Throughout Latin America, elections and despair have proved to be a scary combination, and a decade of economic contraction and antipopular economic reform measures—however urgently needed many may have been—have led inevitably to extreme levels of popular despair. Everywhere half-mad but extremely wily candidates—television gameshow hosts, drug money launderers, astrologers, experts in the art of promising all—have run for office and come close. One wonders if the television emcee who ran briefly against Collor de Mello in Brazil—Silvio Santos—could have done a worse job than the people’s choice.

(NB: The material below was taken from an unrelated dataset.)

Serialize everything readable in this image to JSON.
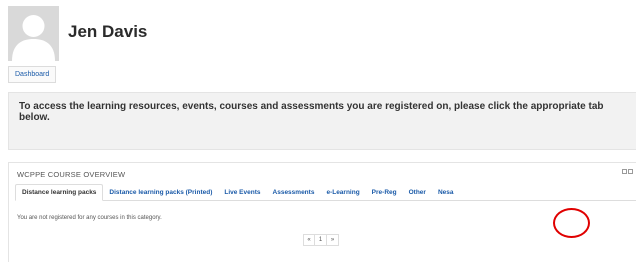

In this particular case, and in a few others, the electorate has been able to rectify its mistakes. Collor de Mello became the first president in Brazil’s history to be impeached. In Venezuela a corrupt old populist, Carlos Andrés Pérez, was stripped of his powers as president and ordered to stand trial on charges of misappropriating $17 million in public funding. In Panama, on the other hand, following Guillermo Endara’s embarrassing term in office, the likely victor in next month’s elections is the leader of the party founded by the dictator Manuel Antonio Noriega, back with some more of the demagogic, wasteful policies that kept Noriega popular for so many years. (It is worth recalling that the United States spent some effort and inflicted considerable ruin on Panama by invading it in order to depose Noriega and install the popularly elected Endara.) And in Peru, Fujimori looks as if he will last. “The support for the regime is based on a tissue of contradictions,” a wiser Vargas Llosa writes bitterly, and accurately, in his memoir’s postscript:

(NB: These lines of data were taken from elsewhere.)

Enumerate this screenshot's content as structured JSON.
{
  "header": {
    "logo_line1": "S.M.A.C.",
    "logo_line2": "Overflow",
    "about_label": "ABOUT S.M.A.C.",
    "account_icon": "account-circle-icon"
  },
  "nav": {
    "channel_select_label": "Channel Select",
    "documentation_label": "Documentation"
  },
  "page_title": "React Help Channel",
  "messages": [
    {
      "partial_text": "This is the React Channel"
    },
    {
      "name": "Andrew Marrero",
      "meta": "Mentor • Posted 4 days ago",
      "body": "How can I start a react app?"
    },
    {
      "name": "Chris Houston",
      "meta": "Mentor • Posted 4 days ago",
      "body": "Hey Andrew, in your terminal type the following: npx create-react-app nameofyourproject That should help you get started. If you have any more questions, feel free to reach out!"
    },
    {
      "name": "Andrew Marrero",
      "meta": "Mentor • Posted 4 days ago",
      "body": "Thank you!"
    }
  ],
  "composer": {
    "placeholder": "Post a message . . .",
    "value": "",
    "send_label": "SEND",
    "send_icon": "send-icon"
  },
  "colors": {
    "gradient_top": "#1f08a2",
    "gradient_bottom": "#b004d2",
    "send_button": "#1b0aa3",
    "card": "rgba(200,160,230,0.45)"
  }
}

The entrepreneurial sector and the right hail in President Fujimori the Pinochet that they were secretly yearning for, the military officers nostalgic for barracks coups have him as their transitory straw man, while the most depressed and frustrated sectors, which racist and anti-establishment demagoguery have penetrated, feel that their phobias and complexes have somehow been explained, through Fujimori’s deliberate insults of the “corrupt” politicians and “homosexual” diplomats, and through a crudeness and vulgarity that gives these sectors the illusion that it is, at last, “the people” who govern.

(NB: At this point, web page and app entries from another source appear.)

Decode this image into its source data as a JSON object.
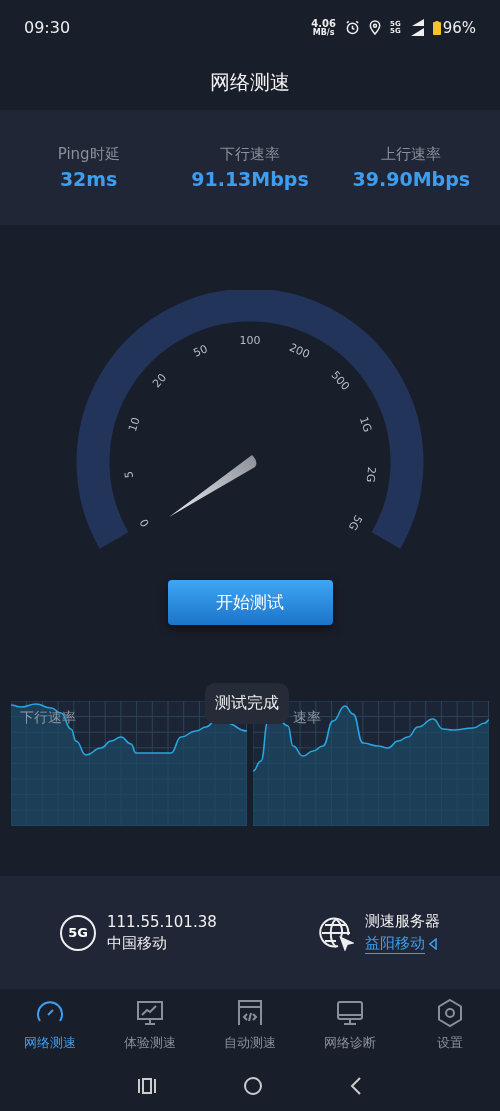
{
  "status_bar": {
    "time": "09:30",
    "net_speed": "4.06",
    "net_unit": "MB/s",
    "sim_1": "5G",
    "sim_2": "5G",
    "battery": "96%"
  },
  "title": "网络测速",
  "stats": [
    {
      "label": "Ping时延",
      "value": "32ms"
    },
    {
      "label": "下行速率",
      "value": "91.13Mbps"
    },
    {
      "label": "上行速率",
      "value": "39.90Mbps"
    }
  ],
  "gauge": {
    "scale": [
      "0",
      "5",
      "10",
      "20",
      "50",
      "100",
      "200",
      "500",
      "1G",
      "2G",
      "5G"
    ]
  },
  "start_button": "开始测试",
  "charts": [
    {
      "label": "下行速率"
    },
    {
      "label": "速率"
    }
  ],
  "toast": "测试完成",
  "connection": {
    "network_badge": "5G",
    "ip": "111.55.101.38",
    "carrier": "中国移动"
  },
  "server": {
    "title": "测速服务器",
    "name": "益阳移动"
  },
  "tabs": [
    {
      "label": "网络测速",
      "kind": "gauge",
      "selected": true
    },
    {
      "label": "体验测速",
      "kind": "chart",
      "selected": false
    },
    {
      "label": "自动测速",
      "kind": "code",
      "selected": false
    },
    {
      "label": "网络诊断",
      "kind": "monitor",
      "selected": false
    },
    {
      "label": "设置",
      "kind": "settings",
      "selected": false
    }
  ]
}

And yet…. For all its horrors, Vargas Llosa is wrong to say that the Peru he tried to save is now worse off than the Peru of his childhood. Fujimori is not the same as the bloody dictator Odría, and he could not be because some things have changed in Latin America. Internationally, respect for human rights is becoming an established criterion for loans.* Domestically, the hordes that terrify the novelist are, to my eye at least, rather different from his vision of them. They have not sunk to the level of animals; they have been rushed into the late twentieth century, a change that is confusing and threatening for traditional communities, and that has dismantled their sense of identity and purpose and threatens to dismember all the familiar social links and hierarchies. But at the same time, however chaotically, it has pushed them into membership in a civil society that is only now being born.

The new political realities of Latin America are being created between the longing for the false certainties and real order of the past, and the attraction of the false promises and real freedoms of the future. This is the world in which the Indian campesinos of Mexico can hold aloft the banner of Emiliano Zapata and call for both democracy and Indian autonomy, and in which an improvised politician like Fujimori can prosper. It is not a world without hope, but rather one with too many unfulfilled expectations, and the sad, final truth of Vargas Llosa’s campaign is that he, too, failed to understand and address them. He concentrated instead on reforms that look orderly on paper but are not designed to deal with chaos, and on the formalities of a democracy that does not yet exist. (Elections, while an important step in the direction of democracy, are far from being the thing itself.) While Latin America awaits the emergence of a new, democratic, political class that can address the economy’s limitations and the citizenry’s needs with truly participatory programs, the door remains open for demagogues.

April 28, 1994

This Issue

May 26, 1994